The CMA has already shown its focus on the lifesciences sector.  On 24 June 2014, the CMA announced that it had opened an investigation into a suspected breach of Chapter II of the Competition Act 1998 and Article 102 of the TFEU, i.e. the UK and EU rules prohibiting the abuse of a dominant position.  It has released no further details on this case, other than confirming it relates to the pharmaceutical sector, but has stated that it aims to decide whether to proceed or close the investigation in October 2014. 

The CMA has two other ongoing investigations in the pharmaceutical sector, opened by the OFT.

  • On 19 April 2013, the OFT announced that it had sent a statement of objections to GlaxoSmithKline (GSK) and three generic companies, alleging that agreements between these parties, entered into to settle patent infringement actions, breached the Chapter I prohibition of the Competition Act 1998 and Article 101 of the TFEU.  The OFT's provisional view is that, under these agreements, the generic companies agreed, in return for substantial payments, to delay the launch of their generic versions of the drug paroxetine in competition with GSK's branded drug, reflecting recent EU cases on patent settlements (i.e. Lundbeck and Servier). The OFT is also alleging that GSK has abused its dominant position in the market for the supply of paroxetine.
  • In May 2013, the OFT also announced on its website that it had launched a formal investigation into suspected breaches of competition law in relation to the supply of pharmaceutical products, but has since released no further details.

Finally, the OFT announced in March 2013 that it was conducting an investigation into alleged anti-competitive agreements in the supply of healthcare and medical equipment.

Conclusion – compliance in a strict environment

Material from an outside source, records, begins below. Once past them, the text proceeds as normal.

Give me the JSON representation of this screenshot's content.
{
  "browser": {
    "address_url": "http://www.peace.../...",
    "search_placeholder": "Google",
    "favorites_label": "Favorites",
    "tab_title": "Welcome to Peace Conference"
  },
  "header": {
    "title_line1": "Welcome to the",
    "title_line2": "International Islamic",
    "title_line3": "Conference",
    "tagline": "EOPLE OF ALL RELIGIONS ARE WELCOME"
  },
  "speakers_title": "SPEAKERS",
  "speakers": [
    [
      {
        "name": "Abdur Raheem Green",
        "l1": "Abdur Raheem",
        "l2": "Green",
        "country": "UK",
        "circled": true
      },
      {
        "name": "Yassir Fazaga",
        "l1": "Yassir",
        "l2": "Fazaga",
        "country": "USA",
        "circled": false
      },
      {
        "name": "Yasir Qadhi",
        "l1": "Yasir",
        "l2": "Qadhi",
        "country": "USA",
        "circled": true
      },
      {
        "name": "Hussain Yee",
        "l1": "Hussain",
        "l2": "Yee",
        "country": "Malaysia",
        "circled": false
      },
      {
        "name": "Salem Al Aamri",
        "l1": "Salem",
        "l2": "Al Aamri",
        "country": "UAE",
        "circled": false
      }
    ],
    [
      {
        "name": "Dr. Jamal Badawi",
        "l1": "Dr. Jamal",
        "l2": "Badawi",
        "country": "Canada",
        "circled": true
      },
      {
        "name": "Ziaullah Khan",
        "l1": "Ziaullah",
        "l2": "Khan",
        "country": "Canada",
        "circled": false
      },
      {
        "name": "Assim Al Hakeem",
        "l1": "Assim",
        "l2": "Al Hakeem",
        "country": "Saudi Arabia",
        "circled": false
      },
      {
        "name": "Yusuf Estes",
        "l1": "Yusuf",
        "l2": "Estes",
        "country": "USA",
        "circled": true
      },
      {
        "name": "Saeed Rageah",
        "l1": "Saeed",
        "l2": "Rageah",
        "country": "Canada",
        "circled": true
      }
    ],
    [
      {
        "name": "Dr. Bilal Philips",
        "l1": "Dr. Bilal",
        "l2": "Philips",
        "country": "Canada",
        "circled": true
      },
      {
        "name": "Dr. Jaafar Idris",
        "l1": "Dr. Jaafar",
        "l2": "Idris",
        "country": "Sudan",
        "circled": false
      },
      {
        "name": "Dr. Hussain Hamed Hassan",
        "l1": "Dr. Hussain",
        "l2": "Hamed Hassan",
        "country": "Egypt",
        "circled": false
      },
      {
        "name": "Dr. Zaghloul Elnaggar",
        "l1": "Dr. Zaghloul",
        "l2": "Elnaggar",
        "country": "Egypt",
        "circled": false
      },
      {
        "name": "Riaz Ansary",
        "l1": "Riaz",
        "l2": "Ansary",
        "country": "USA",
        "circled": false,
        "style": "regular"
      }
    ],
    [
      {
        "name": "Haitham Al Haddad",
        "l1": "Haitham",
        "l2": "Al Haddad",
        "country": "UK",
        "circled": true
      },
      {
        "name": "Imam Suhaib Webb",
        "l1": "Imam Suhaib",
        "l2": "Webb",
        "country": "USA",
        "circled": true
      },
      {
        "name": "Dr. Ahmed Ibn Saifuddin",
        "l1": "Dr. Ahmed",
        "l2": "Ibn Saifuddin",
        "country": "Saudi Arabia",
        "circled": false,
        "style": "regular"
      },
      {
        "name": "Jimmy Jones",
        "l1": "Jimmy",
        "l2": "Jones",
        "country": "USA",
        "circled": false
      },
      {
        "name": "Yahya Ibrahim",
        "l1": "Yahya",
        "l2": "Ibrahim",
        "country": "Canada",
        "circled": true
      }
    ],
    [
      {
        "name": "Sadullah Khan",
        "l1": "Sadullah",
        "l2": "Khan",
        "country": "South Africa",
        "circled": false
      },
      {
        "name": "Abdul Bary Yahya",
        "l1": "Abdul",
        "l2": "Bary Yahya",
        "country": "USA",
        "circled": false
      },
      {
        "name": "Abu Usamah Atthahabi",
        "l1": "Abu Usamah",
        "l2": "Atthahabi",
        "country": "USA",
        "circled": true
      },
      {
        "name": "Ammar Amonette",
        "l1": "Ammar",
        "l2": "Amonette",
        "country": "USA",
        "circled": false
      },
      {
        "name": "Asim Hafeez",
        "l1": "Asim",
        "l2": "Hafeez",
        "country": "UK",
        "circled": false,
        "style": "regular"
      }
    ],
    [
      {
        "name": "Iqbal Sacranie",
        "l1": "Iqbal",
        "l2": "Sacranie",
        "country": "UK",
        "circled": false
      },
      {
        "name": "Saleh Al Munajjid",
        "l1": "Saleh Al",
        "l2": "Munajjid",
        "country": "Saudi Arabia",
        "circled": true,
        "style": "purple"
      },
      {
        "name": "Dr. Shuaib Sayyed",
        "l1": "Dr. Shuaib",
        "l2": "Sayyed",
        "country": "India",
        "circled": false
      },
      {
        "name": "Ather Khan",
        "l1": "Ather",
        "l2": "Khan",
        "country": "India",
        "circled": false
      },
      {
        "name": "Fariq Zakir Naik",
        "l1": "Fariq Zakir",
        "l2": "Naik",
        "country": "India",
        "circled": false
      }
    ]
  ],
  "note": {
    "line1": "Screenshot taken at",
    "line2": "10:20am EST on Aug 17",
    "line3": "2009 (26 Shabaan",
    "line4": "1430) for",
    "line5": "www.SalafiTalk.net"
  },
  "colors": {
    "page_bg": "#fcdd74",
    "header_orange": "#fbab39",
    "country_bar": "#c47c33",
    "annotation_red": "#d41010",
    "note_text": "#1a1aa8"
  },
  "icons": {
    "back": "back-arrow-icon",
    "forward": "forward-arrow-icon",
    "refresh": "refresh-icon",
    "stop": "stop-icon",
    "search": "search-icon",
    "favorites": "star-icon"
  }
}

There can be no doubting that the commercial activity of pharmaceutical companies is likely to remain the subject of close scrutiny by the competition law authorities, with the recent Intel judgment and the recent Servier decision representing clear indications of the authorities’ continuing strict stance on two key infringements.   Above all, the Commission and national competition authorities clearly oppose, on competition law grounds, patent settlements with a value transfer.  Furthermore, on 30 June 2014, Commissioner Almunia stated that the Commission is likely to conduct more investigations into possible antitrust abuses in the pharmaceutical sector during its next mandate, staring in late 2014. 

In order to minimise the risk of being the subject of such scrutiny, companies with market-leading products should review their pricing policies to ensure that customer incentives could not be interpreted as exclusivity conditions.  Also, pharmaceutical companies who are considering a possible patent settlement would be well-advised to avoid value transfers and seek a demonstrable balance between the scope of the patent right and the positions of the parties with regard to that right.